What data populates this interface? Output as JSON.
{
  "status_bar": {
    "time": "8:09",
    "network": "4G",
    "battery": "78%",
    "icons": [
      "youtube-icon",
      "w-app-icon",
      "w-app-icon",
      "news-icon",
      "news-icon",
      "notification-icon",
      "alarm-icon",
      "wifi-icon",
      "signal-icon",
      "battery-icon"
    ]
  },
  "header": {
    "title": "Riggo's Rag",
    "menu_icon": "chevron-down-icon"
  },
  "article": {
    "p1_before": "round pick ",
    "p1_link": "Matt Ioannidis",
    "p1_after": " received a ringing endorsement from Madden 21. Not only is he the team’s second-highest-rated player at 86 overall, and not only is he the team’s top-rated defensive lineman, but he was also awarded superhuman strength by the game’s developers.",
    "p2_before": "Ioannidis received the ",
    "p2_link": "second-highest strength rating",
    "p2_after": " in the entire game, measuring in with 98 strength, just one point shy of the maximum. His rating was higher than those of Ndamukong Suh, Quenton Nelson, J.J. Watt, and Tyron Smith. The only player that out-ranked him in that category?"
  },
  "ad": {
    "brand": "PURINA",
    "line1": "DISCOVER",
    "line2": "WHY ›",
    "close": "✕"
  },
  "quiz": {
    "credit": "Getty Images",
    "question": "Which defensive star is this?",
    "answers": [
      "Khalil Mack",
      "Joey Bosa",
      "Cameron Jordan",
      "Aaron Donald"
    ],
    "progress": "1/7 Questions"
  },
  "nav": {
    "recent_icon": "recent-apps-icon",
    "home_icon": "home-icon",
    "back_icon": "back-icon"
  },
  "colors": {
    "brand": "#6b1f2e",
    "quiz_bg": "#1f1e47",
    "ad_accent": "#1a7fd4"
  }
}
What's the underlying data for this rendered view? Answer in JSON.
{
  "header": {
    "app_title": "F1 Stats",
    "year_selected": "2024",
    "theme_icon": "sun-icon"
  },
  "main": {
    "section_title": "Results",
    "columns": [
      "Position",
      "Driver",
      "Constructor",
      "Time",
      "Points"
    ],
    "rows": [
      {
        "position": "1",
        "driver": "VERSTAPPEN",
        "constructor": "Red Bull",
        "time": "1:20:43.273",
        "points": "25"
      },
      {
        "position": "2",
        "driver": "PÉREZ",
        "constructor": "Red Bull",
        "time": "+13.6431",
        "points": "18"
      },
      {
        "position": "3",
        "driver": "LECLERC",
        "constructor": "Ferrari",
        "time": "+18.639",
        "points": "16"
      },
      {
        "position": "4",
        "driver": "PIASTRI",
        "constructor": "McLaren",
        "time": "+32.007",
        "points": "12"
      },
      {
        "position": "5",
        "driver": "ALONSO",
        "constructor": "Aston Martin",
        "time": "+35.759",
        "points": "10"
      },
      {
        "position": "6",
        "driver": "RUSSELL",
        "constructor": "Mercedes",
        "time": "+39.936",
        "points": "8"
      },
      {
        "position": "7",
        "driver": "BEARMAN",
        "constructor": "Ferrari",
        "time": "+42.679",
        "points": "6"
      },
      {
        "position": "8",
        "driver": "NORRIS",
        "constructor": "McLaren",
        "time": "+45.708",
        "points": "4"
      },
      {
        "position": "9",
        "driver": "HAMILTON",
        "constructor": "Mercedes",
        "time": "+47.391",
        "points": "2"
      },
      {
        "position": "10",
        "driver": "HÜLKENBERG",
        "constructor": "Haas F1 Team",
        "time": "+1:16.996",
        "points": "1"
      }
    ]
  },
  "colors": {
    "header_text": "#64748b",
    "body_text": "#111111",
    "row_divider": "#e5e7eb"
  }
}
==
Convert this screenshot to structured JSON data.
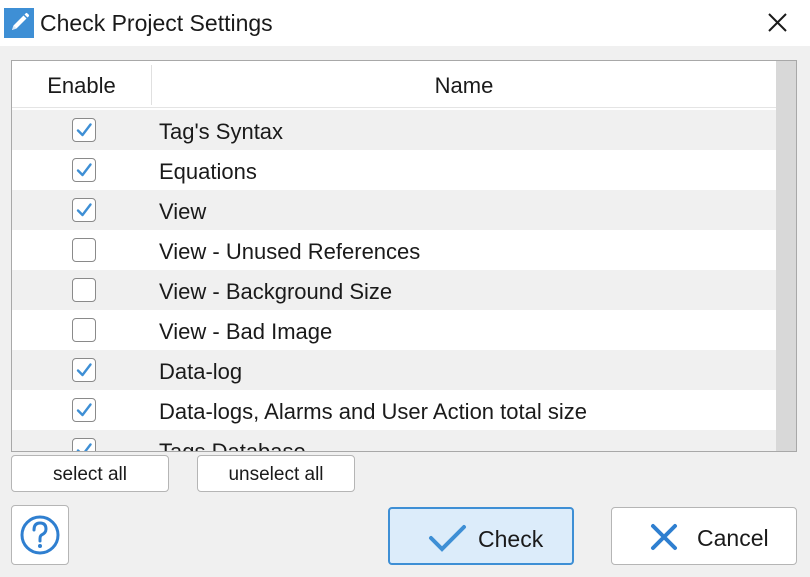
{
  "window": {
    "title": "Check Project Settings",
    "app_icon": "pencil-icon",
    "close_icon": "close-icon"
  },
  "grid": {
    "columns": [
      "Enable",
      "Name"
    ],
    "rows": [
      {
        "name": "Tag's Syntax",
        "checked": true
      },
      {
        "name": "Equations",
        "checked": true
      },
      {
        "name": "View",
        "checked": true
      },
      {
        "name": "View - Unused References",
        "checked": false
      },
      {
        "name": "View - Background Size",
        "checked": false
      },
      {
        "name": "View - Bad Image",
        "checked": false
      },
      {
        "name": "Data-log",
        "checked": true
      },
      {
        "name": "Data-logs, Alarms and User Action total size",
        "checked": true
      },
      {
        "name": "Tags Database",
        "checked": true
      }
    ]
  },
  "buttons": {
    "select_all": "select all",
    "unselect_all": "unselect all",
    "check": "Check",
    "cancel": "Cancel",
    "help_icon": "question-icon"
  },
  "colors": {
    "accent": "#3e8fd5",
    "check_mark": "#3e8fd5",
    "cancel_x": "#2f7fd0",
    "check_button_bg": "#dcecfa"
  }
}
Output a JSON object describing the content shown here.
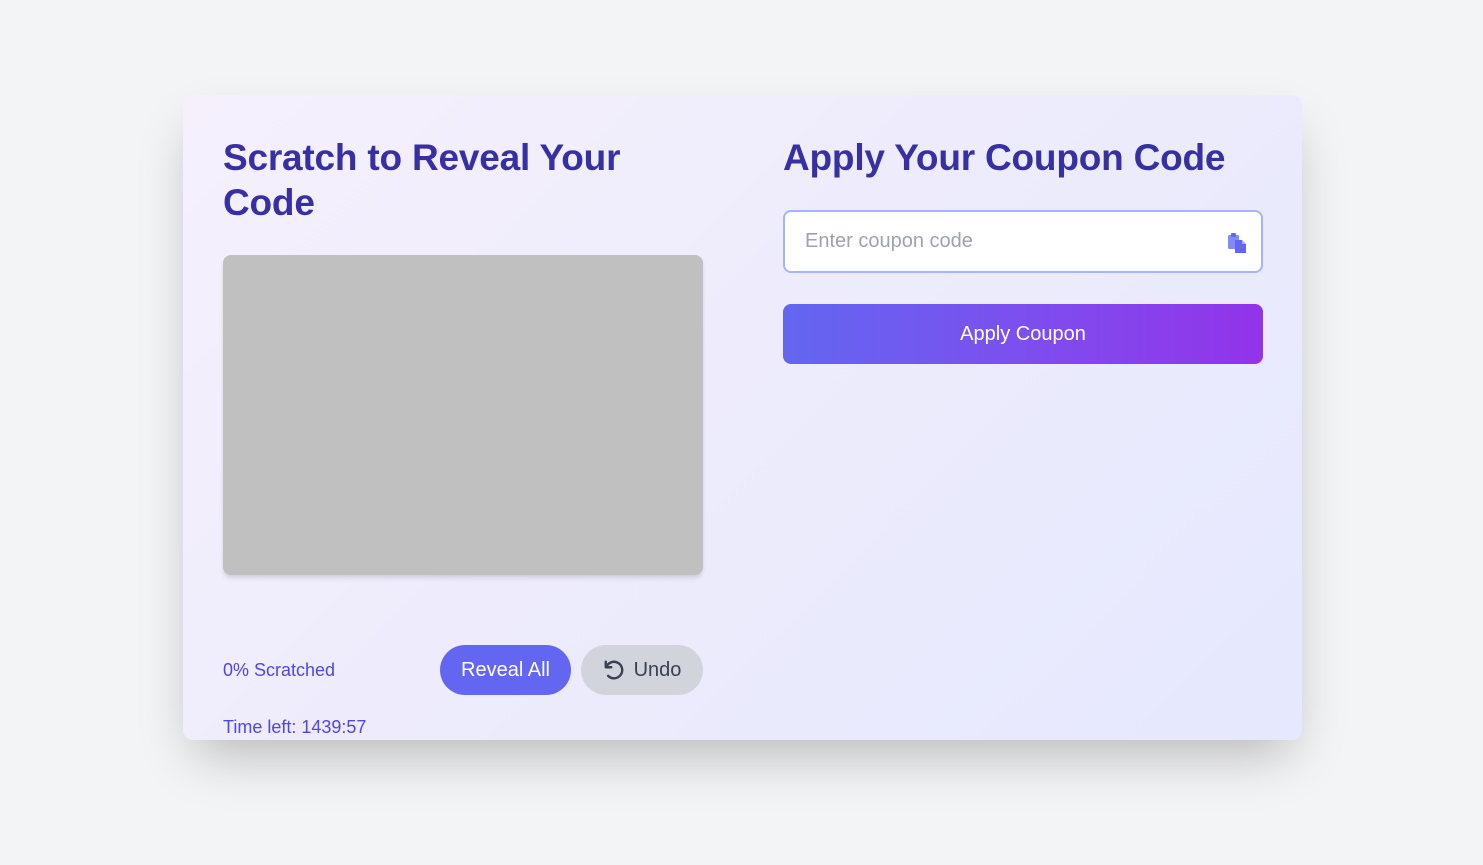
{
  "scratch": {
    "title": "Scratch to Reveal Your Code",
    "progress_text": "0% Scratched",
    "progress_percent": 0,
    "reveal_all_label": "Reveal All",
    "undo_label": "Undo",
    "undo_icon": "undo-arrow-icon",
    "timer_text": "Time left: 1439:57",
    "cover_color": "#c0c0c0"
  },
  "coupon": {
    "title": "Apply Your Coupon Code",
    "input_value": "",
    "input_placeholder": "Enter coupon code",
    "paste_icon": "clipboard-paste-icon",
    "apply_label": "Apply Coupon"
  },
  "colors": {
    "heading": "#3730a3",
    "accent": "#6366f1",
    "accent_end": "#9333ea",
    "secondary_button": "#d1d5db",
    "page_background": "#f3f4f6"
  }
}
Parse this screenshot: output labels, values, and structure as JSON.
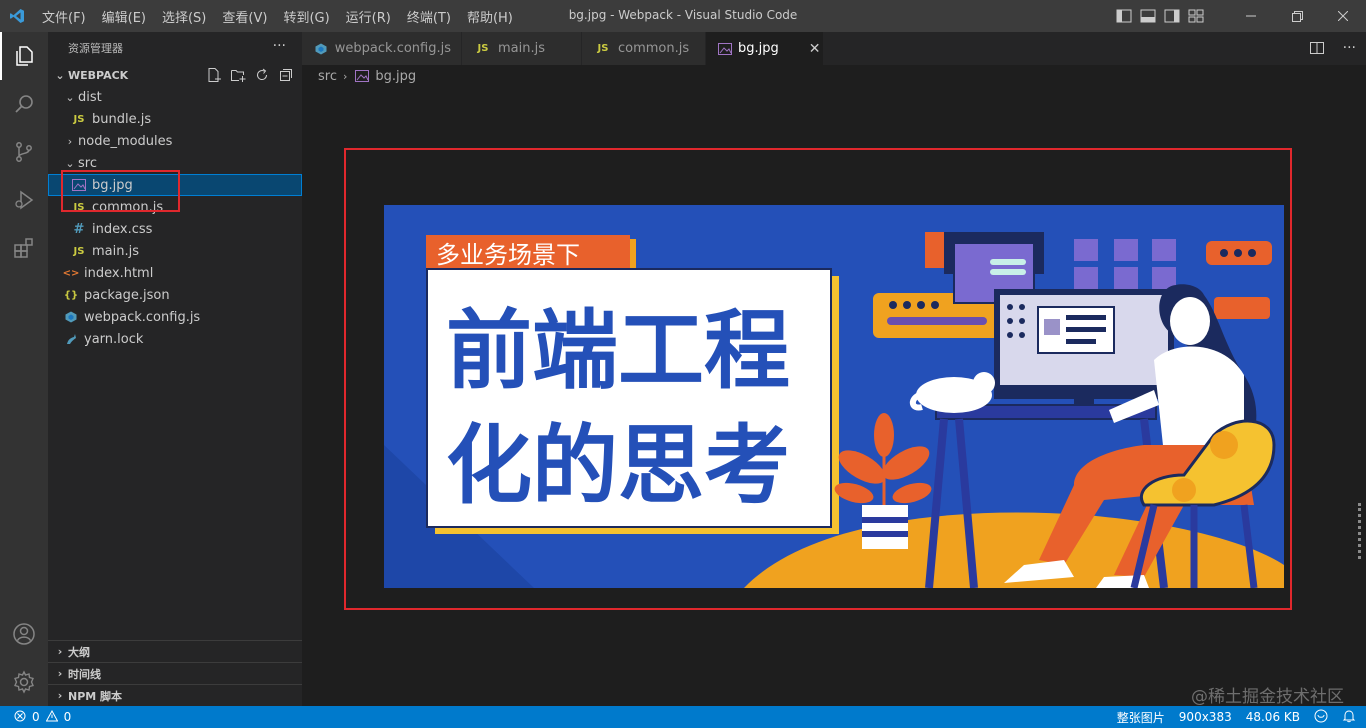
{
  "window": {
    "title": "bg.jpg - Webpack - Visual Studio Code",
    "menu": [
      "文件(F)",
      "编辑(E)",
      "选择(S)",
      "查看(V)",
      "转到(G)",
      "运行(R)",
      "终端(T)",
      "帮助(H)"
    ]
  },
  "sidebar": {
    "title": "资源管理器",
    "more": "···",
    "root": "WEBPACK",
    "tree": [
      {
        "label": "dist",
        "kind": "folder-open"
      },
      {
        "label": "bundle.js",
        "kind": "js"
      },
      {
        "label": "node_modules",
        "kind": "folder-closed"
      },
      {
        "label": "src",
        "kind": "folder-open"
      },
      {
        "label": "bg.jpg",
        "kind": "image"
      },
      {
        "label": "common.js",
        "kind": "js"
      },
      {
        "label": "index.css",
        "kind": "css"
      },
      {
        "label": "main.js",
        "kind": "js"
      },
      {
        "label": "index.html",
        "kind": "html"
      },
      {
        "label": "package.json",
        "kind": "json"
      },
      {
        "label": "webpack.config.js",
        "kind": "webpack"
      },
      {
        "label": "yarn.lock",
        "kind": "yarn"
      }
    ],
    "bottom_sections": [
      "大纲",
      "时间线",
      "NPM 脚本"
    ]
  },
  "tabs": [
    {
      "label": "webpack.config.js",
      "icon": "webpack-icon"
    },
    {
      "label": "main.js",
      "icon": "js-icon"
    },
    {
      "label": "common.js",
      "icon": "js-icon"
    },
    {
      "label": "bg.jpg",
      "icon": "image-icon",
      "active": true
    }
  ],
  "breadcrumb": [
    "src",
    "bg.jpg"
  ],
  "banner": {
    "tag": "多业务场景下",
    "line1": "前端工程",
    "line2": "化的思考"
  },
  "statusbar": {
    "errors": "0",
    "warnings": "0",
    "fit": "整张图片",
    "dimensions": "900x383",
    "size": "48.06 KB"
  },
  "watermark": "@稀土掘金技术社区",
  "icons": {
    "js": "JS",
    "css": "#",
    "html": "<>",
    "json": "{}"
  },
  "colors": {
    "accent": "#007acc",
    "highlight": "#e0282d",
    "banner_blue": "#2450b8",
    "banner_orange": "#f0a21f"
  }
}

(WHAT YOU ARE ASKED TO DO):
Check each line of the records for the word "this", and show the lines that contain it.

(ANSWER):
What data populates this interface? Output as JSON.
    "question": "Which defensive star is this?",
What's the underlying data for this rendered view? Answer in JSON.
Convert this screenshot to structured JSON data.
Parse this screenshot: output labels, values, and structure as JSON.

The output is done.